Genuine Affection

A writer in ‘Fast Company’ magazine recently suggested that companies that prosper over the long term don’t just offer good deals – they exude genuine affection for their customers.

I think this is true. I also think there’s a critical opportunity in there for the small to medium size business.

The smaller business is typically reliant on service to distinguish itself from its competitors and it is in the area of service delivery that affection for the customer – or its absence – is most keenly felt.

The larger business can build its brand through advertising that strikes an affectionate tone – the Bulmer’s ‘Nothing Added But Time’ and Bank of Ireland’s ‘Ask Not What Your County Can Do For You’ ads are classic pieces of communication that suggest a genuine fondness for the customer. Mind you, I find it intriguing that the Bank of Ireland seems to demonstrate a greater regard for the customer as GAA fan than as account holder. But that’s another story.

Despite the efforts of these and many other excellent advertising campaigns, it is difficult for a large business to express affection for its customer in a consistent and credible manner. Superquinn, which once demonstrated extraordinary levels of affection, is learning this to its cost, as it seeks to extend its reach and grow its customer base.

The smaller business has the opportunity to demonstrate affection in a much more immediate way. And yet relatively few of them do. Very often the smaller business is focused so much on product and the mechanics of service that there is little affection in evidence. On the contrary, a great number of relationships with the customer seem to be driven by fear, with the overriding tone one of hostility, condescension or even contempt.

In these circumstances, the customer is often regarded as adversary, a demanding force that must be placated at any cost. Even when this feeling towards the customer remains unspoken, it defines the relationship. Whether the customer consciously acknowledges it or not, it is keenly felt, because it is almost impossible to fake affection on an ongoing basis.

The challenge for the business owner is to establish a relationship that enables real affection for the customer to shine through.

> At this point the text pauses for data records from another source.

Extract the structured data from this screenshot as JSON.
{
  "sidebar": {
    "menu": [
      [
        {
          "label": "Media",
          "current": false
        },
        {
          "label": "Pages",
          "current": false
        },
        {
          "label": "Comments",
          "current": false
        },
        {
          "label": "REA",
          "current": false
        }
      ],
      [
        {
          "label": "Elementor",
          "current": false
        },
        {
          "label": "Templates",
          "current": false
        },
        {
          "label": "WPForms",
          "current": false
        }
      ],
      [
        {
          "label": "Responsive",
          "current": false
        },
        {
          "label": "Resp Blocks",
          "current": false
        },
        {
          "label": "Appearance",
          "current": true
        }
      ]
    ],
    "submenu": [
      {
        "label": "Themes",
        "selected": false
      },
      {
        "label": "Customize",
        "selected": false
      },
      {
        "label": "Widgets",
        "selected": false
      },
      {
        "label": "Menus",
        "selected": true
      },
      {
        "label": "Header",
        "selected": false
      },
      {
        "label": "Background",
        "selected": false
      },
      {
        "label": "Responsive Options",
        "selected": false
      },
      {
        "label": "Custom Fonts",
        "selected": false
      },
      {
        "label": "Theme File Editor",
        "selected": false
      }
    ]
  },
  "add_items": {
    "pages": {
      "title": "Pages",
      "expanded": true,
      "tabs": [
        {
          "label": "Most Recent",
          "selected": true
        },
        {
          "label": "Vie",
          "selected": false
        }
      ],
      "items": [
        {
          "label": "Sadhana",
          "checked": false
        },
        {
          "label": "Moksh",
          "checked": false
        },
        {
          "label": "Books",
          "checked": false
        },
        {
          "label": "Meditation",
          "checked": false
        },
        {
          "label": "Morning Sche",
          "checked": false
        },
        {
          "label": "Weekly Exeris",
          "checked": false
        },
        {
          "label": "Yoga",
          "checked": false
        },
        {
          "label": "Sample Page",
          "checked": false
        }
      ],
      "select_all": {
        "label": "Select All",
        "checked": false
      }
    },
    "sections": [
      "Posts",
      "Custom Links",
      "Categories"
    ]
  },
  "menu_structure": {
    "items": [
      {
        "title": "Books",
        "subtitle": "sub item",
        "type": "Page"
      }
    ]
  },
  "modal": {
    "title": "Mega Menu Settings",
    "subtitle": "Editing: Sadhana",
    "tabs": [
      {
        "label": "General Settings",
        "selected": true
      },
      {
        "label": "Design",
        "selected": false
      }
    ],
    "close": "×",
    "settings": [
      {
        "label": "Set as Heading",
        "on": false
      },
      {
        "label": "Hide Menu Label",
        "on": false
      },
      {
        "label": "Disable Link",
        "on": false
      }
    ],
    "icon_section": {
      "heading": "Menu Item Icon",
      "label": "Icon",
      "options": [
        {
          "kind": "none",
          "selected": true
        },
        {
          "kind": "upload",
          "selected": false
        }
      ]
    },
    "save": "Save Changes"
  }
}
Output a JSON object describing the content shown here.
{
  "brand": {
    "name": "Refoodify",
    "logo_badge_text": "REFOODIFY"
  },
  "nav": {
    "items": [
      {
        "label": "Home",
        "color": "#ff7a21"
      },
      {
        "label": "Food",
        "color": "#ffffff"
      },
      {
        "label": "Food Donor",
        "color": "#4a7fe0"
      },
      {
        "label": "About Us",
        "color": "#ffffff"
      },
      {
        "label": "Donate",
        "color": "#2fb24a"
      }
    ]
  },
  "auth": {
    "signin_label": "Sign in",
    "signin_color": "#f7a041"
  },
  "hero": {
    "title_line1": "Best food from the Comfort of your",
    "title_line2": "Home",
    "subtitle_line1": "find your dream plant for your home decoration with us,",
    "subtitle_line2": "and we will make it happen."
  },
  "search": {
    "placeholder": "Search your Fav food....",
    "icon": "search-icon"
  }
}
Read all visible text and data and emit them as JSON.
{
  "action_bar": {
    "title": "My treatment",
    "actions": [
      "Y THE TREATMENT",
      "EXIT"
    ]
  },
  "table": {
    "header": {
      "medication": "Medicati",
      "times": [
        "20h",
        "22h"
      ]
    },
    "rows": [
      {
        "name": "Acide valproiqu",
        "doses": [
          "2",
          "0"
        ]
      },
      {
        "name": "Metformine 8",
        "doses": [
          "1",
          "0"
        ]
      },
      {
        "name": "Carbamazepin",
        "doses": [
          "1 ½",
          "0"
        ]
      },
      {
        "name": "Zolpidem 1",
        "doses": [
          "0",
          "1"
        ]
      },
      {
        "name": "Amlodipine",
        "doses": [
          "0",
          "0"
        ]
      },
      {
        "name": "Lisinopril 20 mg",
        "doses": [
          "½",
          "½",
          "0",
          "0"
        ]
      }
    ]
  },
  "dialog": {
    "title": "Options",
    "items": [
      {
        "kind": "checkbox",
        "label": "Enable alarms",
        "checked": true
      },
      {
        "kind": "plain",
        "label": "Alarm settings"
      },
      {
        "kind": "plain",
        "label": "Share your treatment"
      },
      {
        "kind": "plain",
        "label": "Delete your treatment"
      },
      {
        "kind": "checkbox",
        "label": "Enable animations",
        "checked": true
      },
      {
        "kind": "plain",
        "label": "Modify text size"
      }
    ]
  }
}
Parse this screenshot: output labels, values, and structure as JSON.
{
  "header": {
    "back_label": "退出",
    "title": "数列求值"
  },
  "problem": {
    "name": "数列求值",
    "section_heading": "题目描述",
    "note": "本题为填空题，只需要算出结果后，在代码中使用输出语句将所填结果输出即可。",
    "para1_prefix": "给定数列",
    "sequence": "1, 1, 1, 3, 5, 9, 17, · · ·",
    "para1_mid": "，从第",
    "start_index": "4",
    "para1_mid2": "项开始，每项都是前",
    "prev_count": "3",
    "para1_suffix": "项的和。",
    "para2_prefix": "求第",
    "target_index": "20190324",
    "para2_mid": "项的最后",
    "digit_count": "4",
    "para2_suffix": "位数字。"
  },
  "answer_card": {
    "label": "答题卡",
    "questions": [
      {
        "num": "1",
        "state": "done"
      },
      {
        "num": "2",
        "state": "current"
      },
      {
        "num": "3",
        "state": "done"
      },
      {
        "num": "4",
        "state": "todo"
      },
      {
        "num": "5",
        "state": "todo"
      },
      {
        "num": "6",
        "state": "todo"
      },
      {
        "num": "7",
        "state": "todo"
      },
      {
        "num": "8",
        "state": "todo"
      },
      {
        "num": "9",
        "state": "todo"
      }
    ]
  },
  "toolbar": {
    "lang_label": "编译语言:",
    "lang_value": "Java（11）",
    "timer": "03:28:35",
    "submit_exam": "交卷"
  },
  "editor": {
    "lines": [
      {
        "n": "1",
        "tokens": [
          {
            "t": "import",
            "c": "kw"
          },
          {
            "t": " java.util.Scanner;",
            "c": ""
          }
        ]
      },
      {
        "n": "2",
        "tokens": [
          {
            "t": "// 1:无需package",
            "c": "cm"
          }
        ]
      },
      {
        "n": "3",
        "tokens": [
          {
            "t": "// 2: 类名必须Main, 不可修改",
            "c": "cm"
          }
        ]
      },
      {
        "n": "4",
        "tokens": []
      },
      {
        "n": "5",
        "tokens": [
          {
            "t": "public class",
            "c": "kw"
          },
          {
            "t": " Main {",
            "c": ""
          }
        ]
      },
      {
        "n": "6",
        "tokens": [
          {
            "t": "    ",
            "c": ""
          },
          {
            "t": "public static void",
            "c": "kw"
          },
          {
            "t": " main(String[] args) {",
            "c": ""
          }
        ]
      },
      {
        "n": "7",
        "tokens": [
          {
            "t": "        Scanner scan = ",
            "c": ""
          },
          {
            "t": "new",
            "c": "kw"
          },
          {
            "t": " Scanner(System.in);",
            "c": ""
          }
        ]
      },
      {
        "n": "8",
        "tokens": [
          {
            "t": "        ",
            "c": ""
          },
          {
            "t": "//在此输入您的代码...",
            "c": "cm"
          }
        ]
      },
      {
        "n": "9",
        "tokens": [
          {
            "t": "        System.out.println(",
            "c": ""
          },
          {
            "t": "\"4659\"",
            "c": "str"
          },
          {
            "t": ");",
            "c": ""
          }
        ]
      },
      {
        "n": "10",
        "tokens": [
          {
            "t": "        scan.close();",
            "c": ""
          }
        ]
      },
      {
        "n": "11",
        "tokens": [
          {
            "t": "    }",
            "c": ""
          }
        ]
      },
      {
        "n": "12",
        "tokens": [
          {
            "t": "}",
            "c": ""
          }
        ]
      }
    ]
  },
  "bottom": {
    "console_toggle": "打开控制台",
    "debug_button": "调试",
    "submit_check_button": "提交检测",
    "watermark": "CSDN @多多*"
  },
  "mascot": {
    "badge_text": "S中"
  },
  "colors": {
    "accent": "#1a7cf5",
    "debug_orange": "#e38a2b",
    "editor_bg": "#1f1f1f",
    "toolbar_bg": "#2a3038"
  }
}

In this model, the customer is regarded as partner, co-conspirator, and honoured guest and becomes as committed to the prosperity of the business as the business owner herself.